So, Will Schumer Now Propose a 35% Tax on Capital Gains and Other Tax Avoidance Schemes?
My colleague David Dayen, perhaps more optimistic than I, is hopeful that Senator Chuck Schumer’s proposal (with Senator Casey) to impose a tax penalty of 30 percent on those who renounce US citizenship to avoid US taxes will have useful spillover effects. I hope he’s right.
I suspect Chuck Schumer is pulling a fast one on us. After all, it doesn’t make sense to be upset that some selfish rich kid who came from another country would feel no particular loyalty to America, while we look the other way as millions of wealthy Americans and US-based corporations do everything they can to shield their income and evade US taxes while still enjoying all the benefits of US citizenship.

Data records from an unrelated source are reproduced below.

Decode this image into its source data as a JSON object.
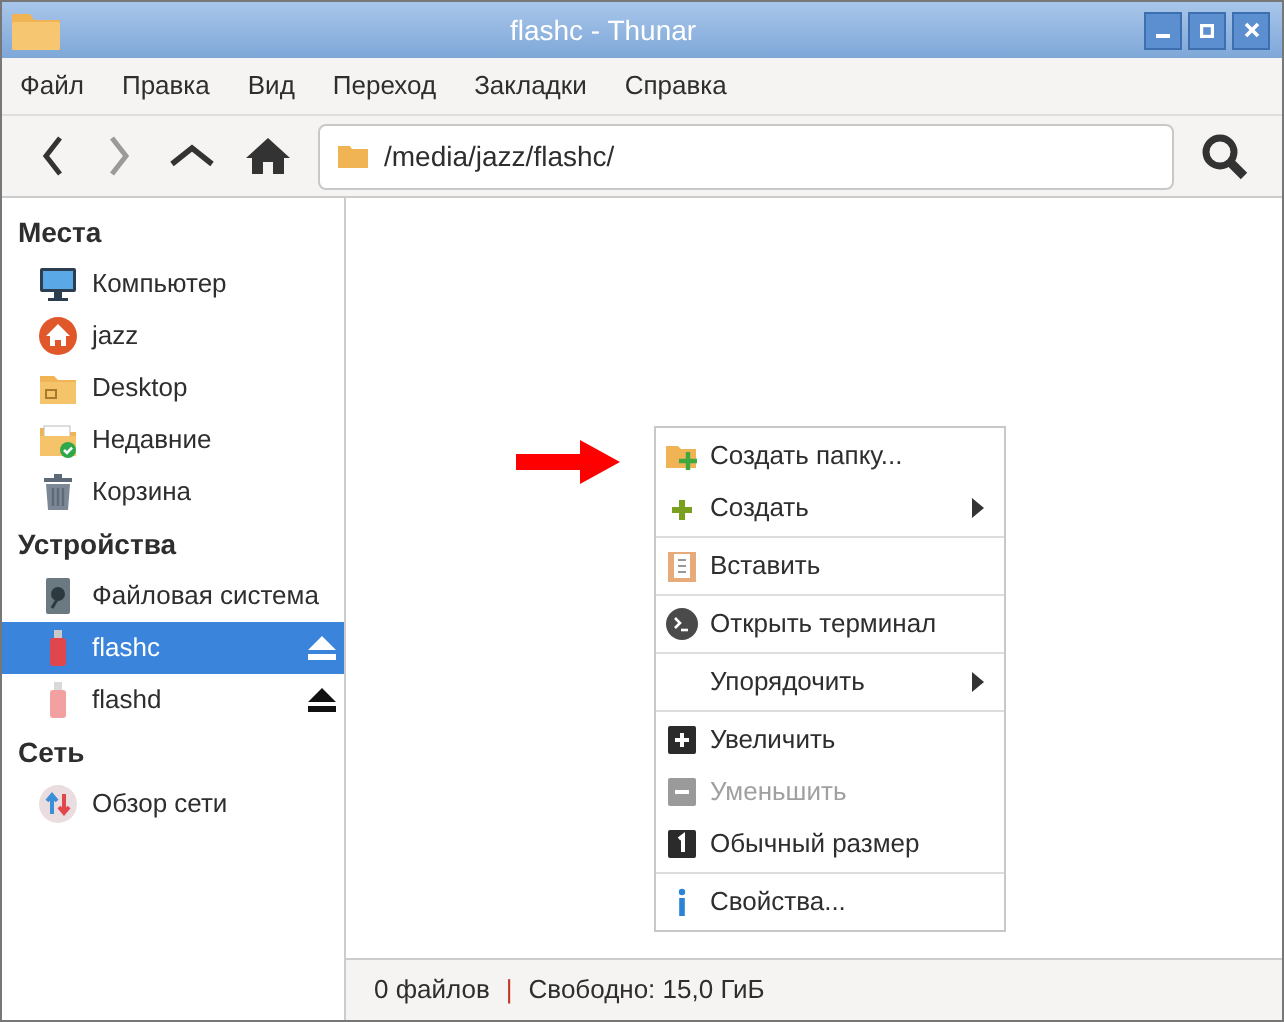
{
  "window": {
    "title": "flashc - Thunar"
  },
  "menu_bar": [
    "Файл",
    "Правка",
    "Вид",
    "Переход",
    "Закладки",
    "Справка"
  ],
  "toolbar": {
    "back_disabled": false,
    "forward_disabled": true,
    "location": "/media/jazz/flashc/"
  },
  "sidebar": [
    {
      "title": "Места",
      "items": [
        {
          "label": "Компьютер",
          "kind": "computer",
          "selected": false
        },
        {
          "label": "jazz",
          "kind": "home",
          "selected": false
        },
        {
          "label": "Desktop",
          "kind": "desktop",
          "selected": false
        },
        {
          "label": "Недавние",
          "kind": "recent",
          "selected": false
        },
        {
          "label": "Корзина",
          "kind": "trash",
          "selected": false
        }
      ]
    },
    {
      "title": "Устройства",
      "items": [
        {
          "label": "Файловая система",
          "kind": "drive",
          "selected": false,
          "eject": false
        },
        {
          "label": "flashc",
          "kind": "usb",
          "selected": true,
          "eject": true
        },
        {
          "label": "flashd",
          "kind": "usb-light",
          "selected": false,
          "eject": true
        }
      ]
    },
    {
      "title": "Сеть",
      "items": [
        {
          "label": "Обзор сети",
          "kind": "network",
          "selected": false
        }
      ]
    }
  ],
  "context_menu": {
    "sections": [
      [
        {
          "label": "Создать папку...",
          "kind": "new-folder",
          "disabled": false,
          "submenu": false
        },
        {
          "label": "Создать",
          "kind": "plus",
          "disabled": false,
          "submenu": true
        }
      ],
      [
        {
          "label": "Вставить",
          "kind": "paste",
          "disabled": false,
          "submenu": false
        }
      ],
      [
        {
          "label": "Открыть терминал",
          "kind": "terminal",
          "disabled": false,
          "submenu": false
        }
      ],
      [
        {
          "label": "Упорядочить",
          "kind": "plain",
          "disabled": false,
          "submenu": true
        }
      ],
      [
        {
          "label": "Увеличить",
          "kind": "zoom-in",
          "disabled": false,
          "submenu": false
        },
        {
          "label": "Уменьшить",
          "kind": "zoom-out",
          "disabled": true,
          "submenu": false
        },
        {
          "label": "Обычный размер",
          "kind": "zoom-normal",
          "disabled": false,
          "submenu": false
        }
      ],
      [
        {
          "label": "Свойства...",
          "kind": "info",
          "disabled": false,
          "submenu": false
        }
      ]
    ]
  },
  "status_bar": {
    "files": "0 файлов",
    "separator": "|",
    "free": "Свободно: 15,0 ГиБ"
  }
}
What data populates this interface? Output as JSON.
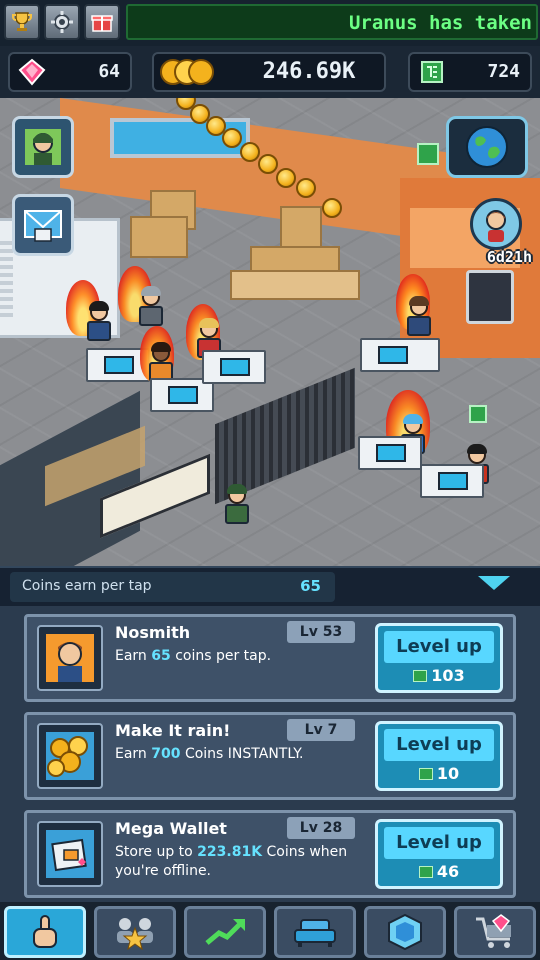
{
  "ticker": {
    "text": "Uranus has taken"
  },
  "top_icons": [
    "trophy-icon",
    "gear-icon",
    "gift-icon"
  ],
  "currency": {
    "gems": "64",
    "coins": "246.69K",
    "chips": "724"
  },
  "event": {
    "timer": "6d21h"
  },
  "coins_per_tap": {
    "label": "Coins earn per tap",
    "value": "65"
  },
  "upgrades": [
    {
      "name": "Nosmith",
      "level": "Lv 53",
      "desc_pre": "Earn ",
      "desc_highlight": "65",
      "desc_post": " coins per tap.",
      "button": "Level up",
      "cost": "103",
      "icon": "character-portrait-icon"
    },
    {
      "name": "Make It rain!",
      "level": "Lv 7",
      "desc_pre": "Earn ",
      "desc_highlight": "700",
      "desc_post": " Coins INSTANTLY.",
      "button": "Level up",
      "cost": "10",
      "icon": "coin-pile-icon"
    },
    {
      "name": "Mega Wallet",
      "level": "Lv 28",
      "desc_pre": "Store up to ",
      "desc_highlight": "223.81K",
      "desc_post": " Coins when you're offline.",
      "button": "Level up",
      "cost": "46",
      "icon": "wallet-icon"
    }
  ],
  "nav": [
    "tap-hand-icon",
    "team-icon",
    "growth-icon",
    "sofa-icon",
    "cube-icon",
    "shop-cart-icon"
  ],
  "colors": {
    "accent": "#58d7ff",
    "ticker_text": "#6cff84",
    "highlight": "#66e2ff"
  }
}
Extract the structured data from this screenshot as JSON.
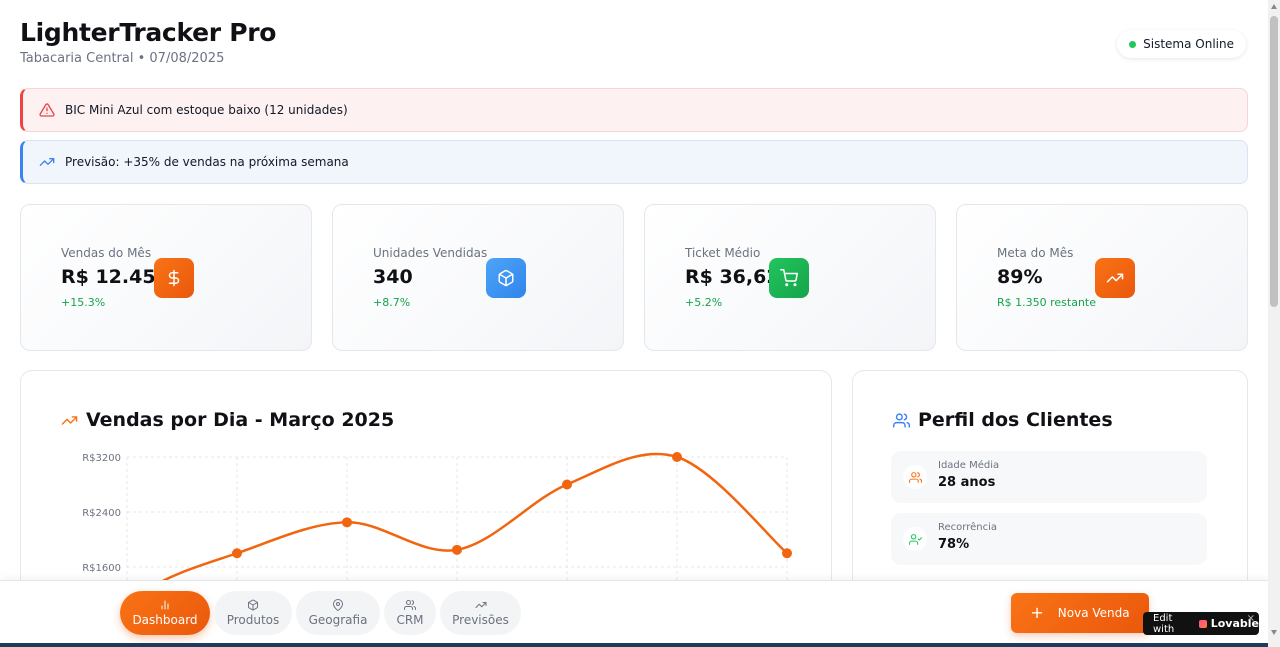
{
  "header": {
    "title": "LighterTracker Pro",
    "subtitle": "Tabacaria Central • 07/08/2025",
    "status": "Sistema Online"
  },
  "alerts": [
    {
      "type": "warning",
      "icon": "alert-triangle-icon",
      "text": "BIC Mini Azul com estoque baixo (12 unidades)",
      "color": "#ef4444"
    },
    {
      "type": "info",
      "icon": "trending-up-icon",
      "text": "Previsão: +35% de vendas na próxima semana",
      "color": "#3b82f6"
    }
  ],
  "stats": [
    {
      "label": "Vendas do Mês",
      "value": "R$ 12.450",
      "sub": "+15.3%",
      "icon": "dollar-icon",
      "color": "#f97316"
    },
    {
      "label": "Unidades Vendidas",
      "value": "340",
      "sub": "+8.7%",
      "icon": "package-icon",
      "color": "#3b82f6"
    },
    {
      "label": "Ticket Médio",
      "value": "R$ 36,62",
      "sub": "+5.2%",
      "icon": "cart-icon",
      "color": "#22c55e"
    },
    {
      "label": "Meta do Mês",
      "value": "89%",
      "sub": "R$ 1.350 restante",
      "icon": "trending-up-icon",
      "color": "#f97316"
    }
  ],
  "sales_chart": {
    "title": "Vendas por Dia - Março 2025",
    "icon": "trending-up-icon"
  },
  "chart_data": {
    "type": "line",
    "title": "Vendas por Dia - Março 2025",
    "xlabel": "",
    "ylabel": "",
    "y_ticks": [
      "R$3200",
      "R$2400",
      "R$1600"
    ],
    "ylim": [
      0,
      3200
    ],
    "series": [
      {
        "values": [
          1250,
          1800,
          2250,
          1850,
          2800,
          3200,
          1800
        ]
      }
    ],
    "line_color": "#f2650f",
    "grid": true
  },
  "profile": {
    "title": "Perfil dos Clientes",
    "items": [
      {
        "label": "Idade Média",
        "value": "28 anos",
        "icon": "users-icon",
        "color": "#f97316"
      },
      {
        "label": "Recorrência",
        "value": "78%",
        "icon": "user-check-icon",
        "color": "#22c55e"
      }
    ]
  },
  "nav": [
    {
      "label": "Dashboard",
      "icon": "bar-chart-icon",
      "active": true
    },
    {
      "label": "Produtos",
      "icon": "package-icon",
      "active": false
    },
    {
      "label": "Geografia",
      "icon": "map-pin-icon",
      "active": false
    },
    {
      "label": "CRM",
      "icon": "users-icon",
      "active": false
    },
    {
      "label": "Previsões",
      "icon": "trending-up-icon",
      "active": false
    }
  ],
  "cta": {
    "label": "Nova Venda",
    "icon": "plus-icon"
  },
  "badge": {
    "prefix": "Edit with",
    "brand": "Lovable",
    "close": "×"
  }
}
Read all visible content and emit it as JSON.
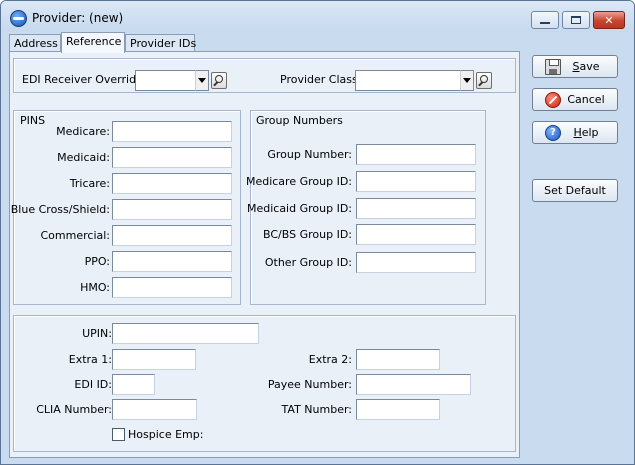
{
  "window": {
    "title": "Provider: (new)"
  },
  "tabs": [
    {
      "label": "Address"
    },
    {
      "label": "Reference"
    },
    {
      "label": "Provider IDs"
    }
  ],
  "top": {
    "edi_override_label": "EDI Receiver Override:",
    "edi_override_value": "",
    "provider_class_label": "Provider Class:",
    "provider_class_value": ""
  },
  "pins": {
    "caption": "PINS",
    "fields": [
      {
        "label": "Medicare:",
        "value": ""
      },
      {
        "label": "Medicaid:",
        "value": ""
      },
      {
        "label": "Tricare:",
        "value": ""
      },
      {
        "label": "Blue Cross/Shield:",
        "value": ""
      },
      {
        "label": "Commercial:",
        "value": ""
      },
      {
        "label": "PPO:",
        "value": ""
      },
      {
        "label": "HMO:",
        "value": ""
      }
    ]
  },
  "group_numbers": {
    "caption": "Group Numbers",
    "fields": [
      {
        "label": "Group Number:",
        "value": ""
      },
      {
        "label": "Medicare Group ID:",
        "value": ""
      },
      {
        "label": "Medicaid Group ID:",
        "value": ""
      },
      {
        "label": "BC/BS Group ID:",
        "value": ""
      },
      {
        "label": "Other Group ID:",
        "value": ""
      }
    ]
  },
  "bottom": {
    "upin_label": "UPIN:",
    "extra1_label": "Extra 1:",
    "extra2_label": "Extra 2:",
    "edi_id_label": "EDI ID:",
    "payee_number_label": "Payee Number:",
    "clia_number_label": "CLIA Number:",
    "tat_number_label": "TAT Number:",
    "hospice_label": "Hospice Emp:",
    "hospice_checked": false
  },
  "buttons": {
    "save": {
      "label": "Save",
      "icon": "save-icon"
    },
    "cancel": {
      "label": "Cancel",
      "icon": "cancel-icon"
    },
    "help": {
      "label": "Help",
      "icon": "help-icon"
    },
    "set_default": {
      "label": "Set Default"
    }
  }
}
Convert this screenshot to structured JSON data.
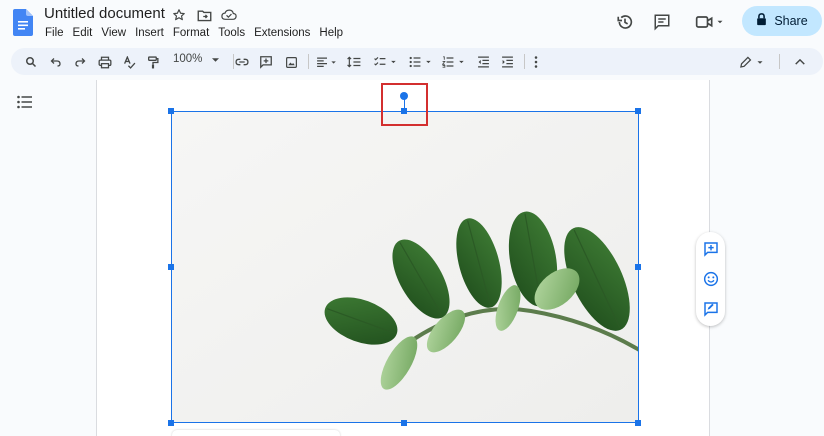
{
  "document": {
    "title": "Untitled document"
  },
  "menu": {
    "items": [
      "File",
      "Edit",
      "View",
      "Insert",
      "Format",
      "Tools",
      "Extensions",
      "Help"
    ]
  },
  "header": {
    "share_label": "Share"
  },
  "toolbar": {
    "zoom_value": "100%"
  },
  "colors": {
    "accent": "#1a73e8",
    "share_bg": "#c2e7ff",
    "highlight": "#d32f2f"
  },
  "icons": {
    "header": [
      "star-icon",
      "move-folder-icon",
      "cloud-saved-icon",
      "history-icon",
      "comments-icon",
      "meet-icon",
      "lock-icon"
    ],
    "toolbar": [
      "search-icon",
      "undo-icon",
      "redo-icon",
      "print-icon",
      "spellcheck-icon",
      "paint-format-icon",
      "link-icon",
      "add-comment-icon",
      "insert-image-icon",
      "align-icon",
      "line-spacing-icon",
      "checklist-icon",
      "bulleted-list-icon",
      "numbered-list-icon",
      "decrease-indent-icon",
      "increase-indent-icon",
      "more-options-icon",
      "editing-mode-icon",
      "collapse-menus-icon"
    ],
    "side": [
      "add-comment-icon",
      "emoji-reaction-icon",
      "suggest-edits-icon"
    ]
  }
}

So here’s my suggestion, Chuck. The biggest, most egregious tax evaders in the US are not those who openly renounce their citizenship to evade taxes but rather the millions of self-described patriotic souls who are happy to wrap themselves in the flag while they pay only 15 percent on capital gains and effective rates on ordinary income far lower than the marginal 35% (or 39% if the Bush/Obama cuts expire) that are supposed to apply.
Let’s tax capital gains and Mitt Romney’s
looting fees hedge fund profits as ordinary income. Let’s raise the marginal tax rates on wealthy individuals to levels that existed when we used to have prosperity. Raise them to levels that would be economically justified — say up to 60 to 80 percent marginal rates, since research shows it won’t adversely affect their incentives much — because that’s in the national/economic interest. And then raise corporate tax rates on nominally US corporations that shield profits here and oversees while demanding tax holidays every decade or so to bring their untaxed profits back “home.”
We’ll then find out how patriotic these folks are . . . and whether Chuck Schumer is sincere or just a shill trying to detract from what he and his colleagues have been fronting for decades.